Compulsory Purchase process
The Compulsory Purchase process
First thing to point out here is that there is no one size fits all. For a start, the mechanism will depend on what type of Compulsory acquisition is pursued. For example, a railway scheme is highly likely to be promoted under a different consenting regime than a Council Estate regeneration scheme.
The below timeline is indicative for an Estate Regeneration scheme, that being the most common type that we are involved with, albeit we can advise on others.
So when is the best time to do a deal?
This is a question we often get asked. The answer unfortunately is how long is a piece of string. The aim of course has to be to secure a fair deal. Some authorities will make fair offers quite early on in the process whilst others will wait till quite late on. Whilst Compulsory Purchase should always be a last resort, some authorities are far more willing to pursue powers than others.

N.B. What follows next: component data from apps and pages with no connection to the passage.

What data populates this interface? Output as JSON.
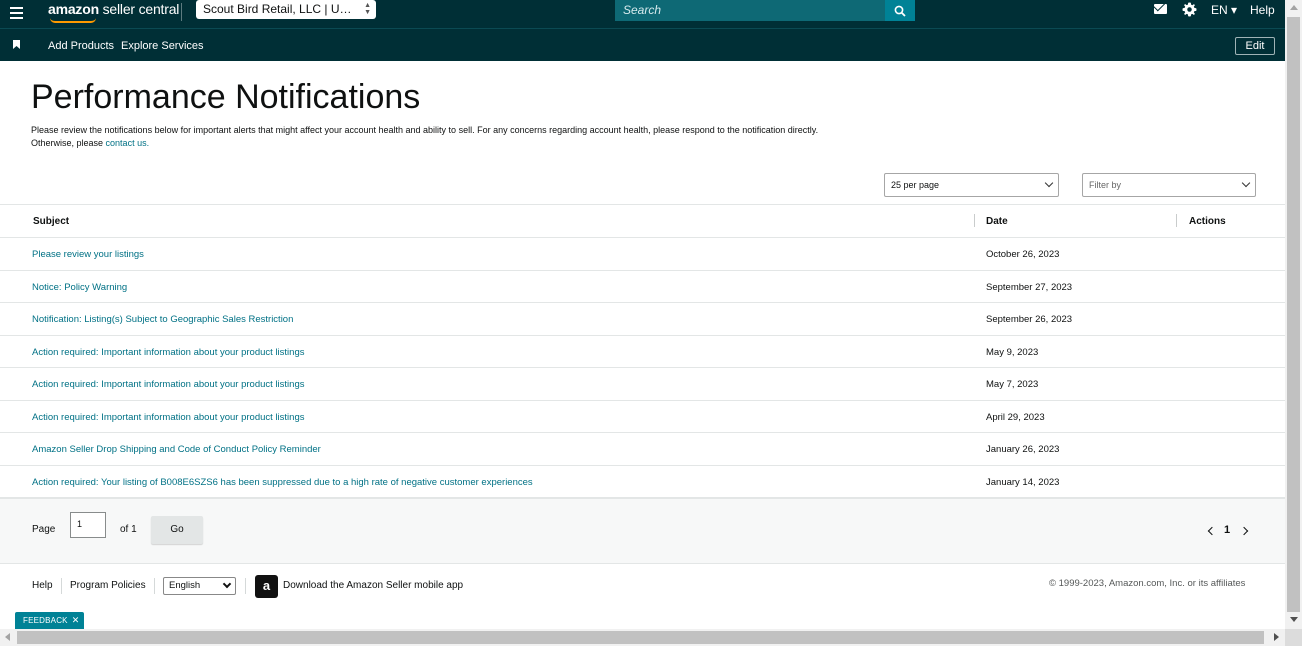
{
  "header": {
    "logo_bold": "amazon",
    "logo_thin": " seller central",
    "account": "Scout Bird Retail, LLC | Unit...",
    "search_placeholder": "Search",
    "language": "EN",
    "help": "Help"
  },
  "nav": {
    "items": [
      "Add Products",
      "Explore Services"
    ],
    "edit": "Edit"
  },
  "page": {
    "title": "Performance Notifications",
    "intro": "Please review the notifications below for important alerts that might affect your account health and ability to sell. For any concerns regarding account health, please respond to the notification directly. Otherwise, please ",
    "contact_link": "contact us.",
    "per_page": "25 per page",
    "filter_placeholder": "Filter by"
  },
  "table": {
    "columns": [
      "Subject",
      "Date",
      "Actions"
    ],
    "rows": [
      {
        "subject": "Please review your listings",
        "date": "October 26, 2023"
      },
      {
        "subject": "Notice: Policy Warning",
        "date": "September 27, 2023"
      },
      {
        "subject": "Notification: Listing(s) Subject to Geographic Sales Restriction",
        "date": "September 26, 2023"
      },
      {
        "subject": "Action required: Important information about your product listings",
        "date": "May 9, 2023"
      },
      {
        "subject": "Action required: Important information about your product listings",
        "date": "May 7, 2023"
      },
      {
        "subject": "Action required: Important information about your product listings",
        "date": "April 29, 2023"
      },
      {
        "subject": "Amazon Seller Drop Shipping and Code of Conduct Policy Reminder",
        "date": "January 26, 2023"
      },
      {
        "subject": "Action required: Your listing of B008E6SZS6 has been suppressed due to a high rate of negative customer experiences",
        "date": "January 14, 2023"
      }
    ]
  },
  "pager": {
    "page_label": "Page",
    "page_value": "1",
    "of_label": "of 1",
    "go": "Go",
    "current": "1"
  },
  "footer": {
    "help": "Help",
    "policies": "Program Policies",
    "language": "English",
    "app_icon_letter": "a",
    "app_link": "Download the Amazon Seller mobile app",
    "copyright": "© 1999-2023, Amazon.com, Inc. or its affiliates",
    "feedback": "FEEDBACK"
  },
  "colors": {
    "header_bg": "#002f36",
    "link": "#007185",
    "accent": "#008296"
  }
}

The appropriate time to do a deal will vary according to the scheme, the relative negotiating strength, the acquiring authority, the market and a whole array of different interplaying factors. Where we represent large numbers of homeowners, we can often speed up the process of securing fair offers.

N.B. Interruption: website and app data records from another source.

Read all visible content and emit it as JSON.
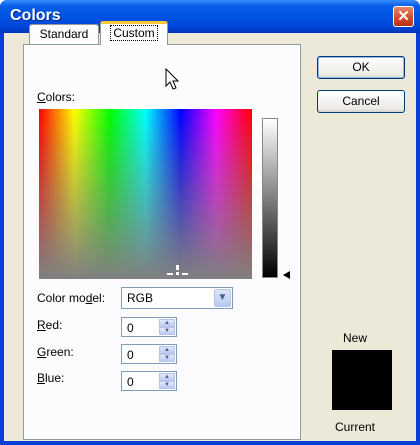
{
  "window": {
    "title": "Colors",
    "close_glyph": "✕"
  },
  "tabs": [
    {
      "label": "Standard",
      "active": false
    },
    {
      "label": "Custom",
      "active": true
    }
  ],
  "custom": {
    "colors_label": "Colors:",
    "color_model_label": "Color model:",
    "color_model_value": "RGB",
    "red_label": "Red:",
    "red_value": "0",
    "green_label": "Green:",
    "green_value": "0",
    "blue_label": "Blue:",
    "blue_value": "0"
  },
  "buttons": {
    "ok": "OK",
    "cancel": "Cancel"
  },
  "preview": {
    "new_label": "New",
    "current_label": "Current",
    "new_color": "#000000",
    "current_color": "#000000"
  },
  "icons": {
    "dropdown": "chevron-down-icon",
    "spin_up": "triangle-up-icon",
    "spin_down": "triangle-down-icon",
    "pointer": "mouse-pointer-icon"
  }
}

It is a myth though that waiting till the last moment to do a deal gets a better compensation settlement. Whilst that can be the case, normally the opposite applies.

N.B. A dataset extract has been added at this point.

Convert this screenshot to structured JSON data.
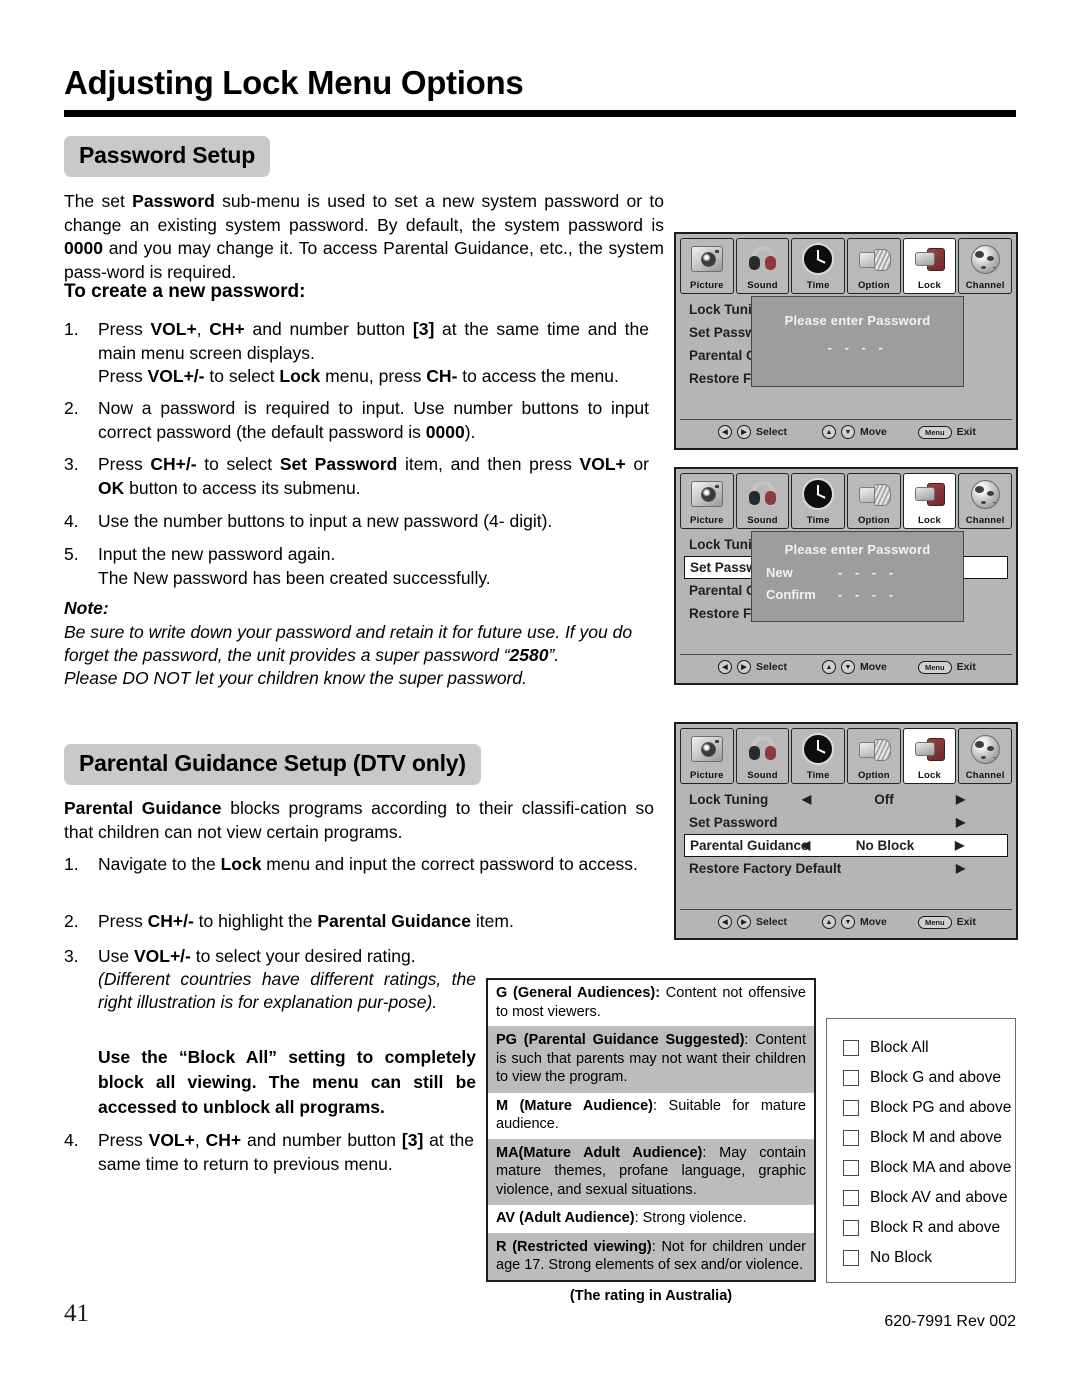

The below timeline is indicative for Compulsory Purchase for an Estate Regeneration scheme promoted by a Council, where powers are granted. Negotiations for sales on Compulsory Purchase terms can often start very early on in the process. The vast majority of transactions on Compulsory Purchase terms are completed prior to an acquiring authority gaining Compulsory Purchase powers.
The final few stages can be rather unpleasant for homeowners. The Council would normally want to avoid them as well.